The commander of the US Central Command, General Kenneth McKenzie, who argued in November 2020 that “Iran’s ultimate objective being to eject the United States and our forces from Iraq and the broader Middle East,” spoke after Biden’s inauguration about a “period of opportunity” for US-Iran relations. The Pentagon will have a big say on the US approach in Iraq by attempting to strike a balance between providing a secure environment for US troops in Iraq and not leaving a vacuum for Iran to take unilateral moves to expand its influence.
Marking the first-year anniversary of Soleimani’s killing this month, there was a significant display of public support and solidarity for the Iranian regime in Lebanon and Iraq. This shows that those allies of Tehran can only offer words of support at this stage and it is up to the Iranian regime to decide the path forward with the United States. While Hezbollah can be self-restrained because of its own calculations, it is not clear to what extent al-Quds Force Commander Esmail Ghaani can exercise control over unruly Iraqi militias, as his predecessor Soleimani was able to do. Iran and its allies across the region have shown restraint after taking numerous hits in the past few years, which weakened their deterrence credibility; at the same time, they have not yet lost their regional grip.
The American assessment of Iran’s breakout period to enrich enough uranium for a nuclear weapon, the Iranian presidential election in June, and retaliation against Trump’s killing of Soleimani are all key factors in determining the next steps for US policy in Iran. There are already some positive indications coming out of both Washington and Tehran. The Biden Administration is reviewing possible sanctions relief in response to COVID-19, which could alleviate some of Iran’s pandemic woes. Khamenei approved the revival of bills that would bring Iran into compliance with the Financial Action Task Force (FATF), an international watchdog that tracks money laundering and terrorist funding, which shows that the supreme leader is pondering the issue of how best to save the Iranian economy and allow it to do business with foreign banks.
Having both Trump and Soleimani out of the diplomatic discussion and rhetoric might help advance US-Iranian engagement.
There should now be more humility in Tehran after surviving the Trump era.
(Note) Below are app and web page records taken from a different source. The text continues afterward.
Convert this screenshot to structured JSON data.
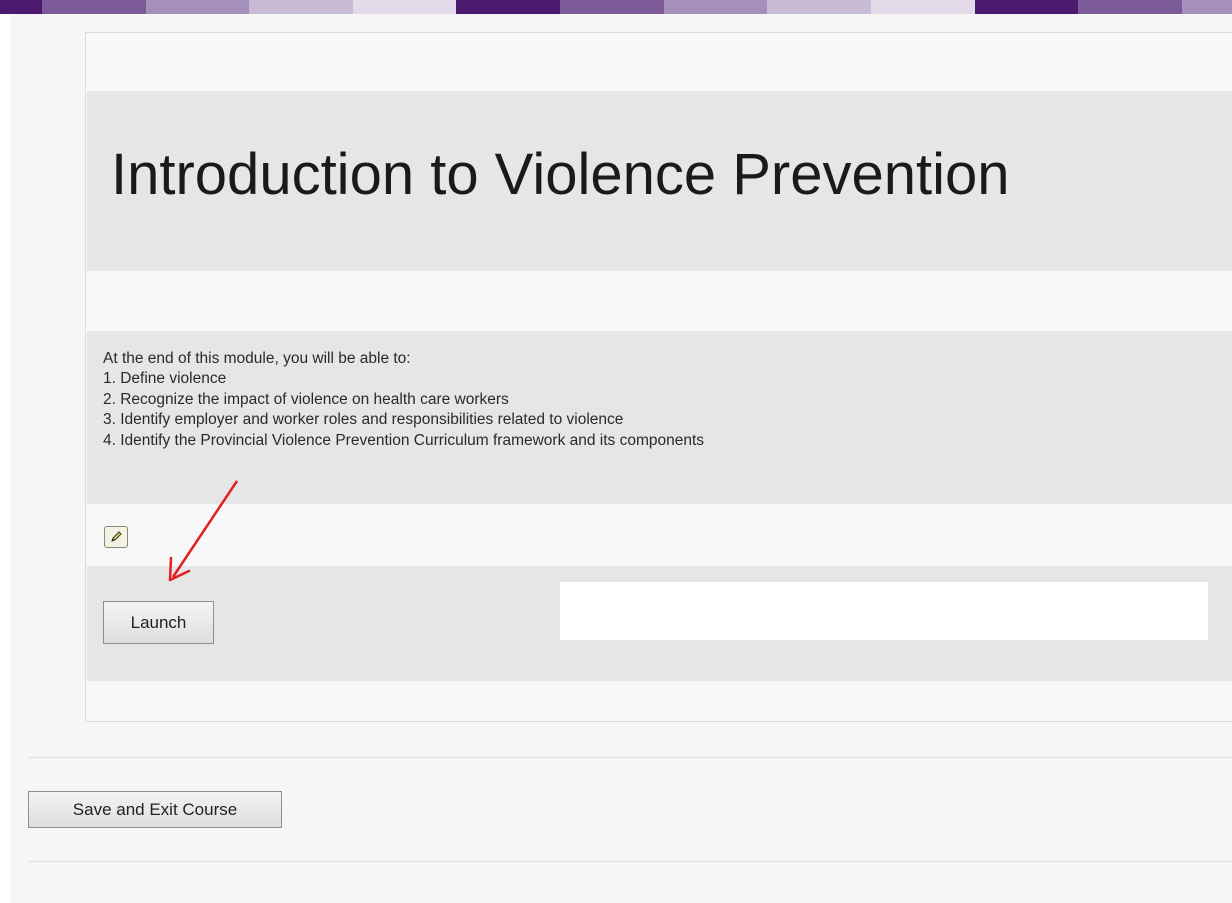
{
  "course": {
    "title": "Introduction to Violence Prevention",
    "objectives_intro": "At the end of this module, you will be able to:",
    "objectives": [
      "1. Define violence",
      "2. Recognize the impact of violence on health care workers",
      "3. Identify employer and worker roles and responsibilities related to violence",
      "4. Identify the Provincial Violence Prevention Curriculum framework and its components"
    ]
  },
  "icons": {
    "edit": "pencil-icon",
    "annotation": "red-arrow"
  },
  "buttons": {
    "launch_label": "Launch",
    "save_exit_label": "Save and Exit Course"
  },
  "colors": {
    "stripe": [
      "#4b1a6e",
      "#7d5a98",
      "#a58fbb",
      "#c9bad6",
      "#e3dbea"
    ],
    "annotation": "#e02020"
  }
}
For Iran not to take Biden seriously would be a repeat of Tehran’s approach to Obama, and it could ultimately be counterproductive for the Islamic Republic. Returning to the pre-Trump era might not be feasible when it comes to discussing Iran’s ballistic missiles and regional role, the two benchmarks set by the Trump Administration. Nevertheless, having both Trump and Soleimani out of the diplomatic discussion and rhetoric might help advance US-Iranian engagement. Tehran might need to show flexibility; indeed, time is not on the side of the Iranian regime nor are Iranian resources infinite.
1 Source is in Arabic.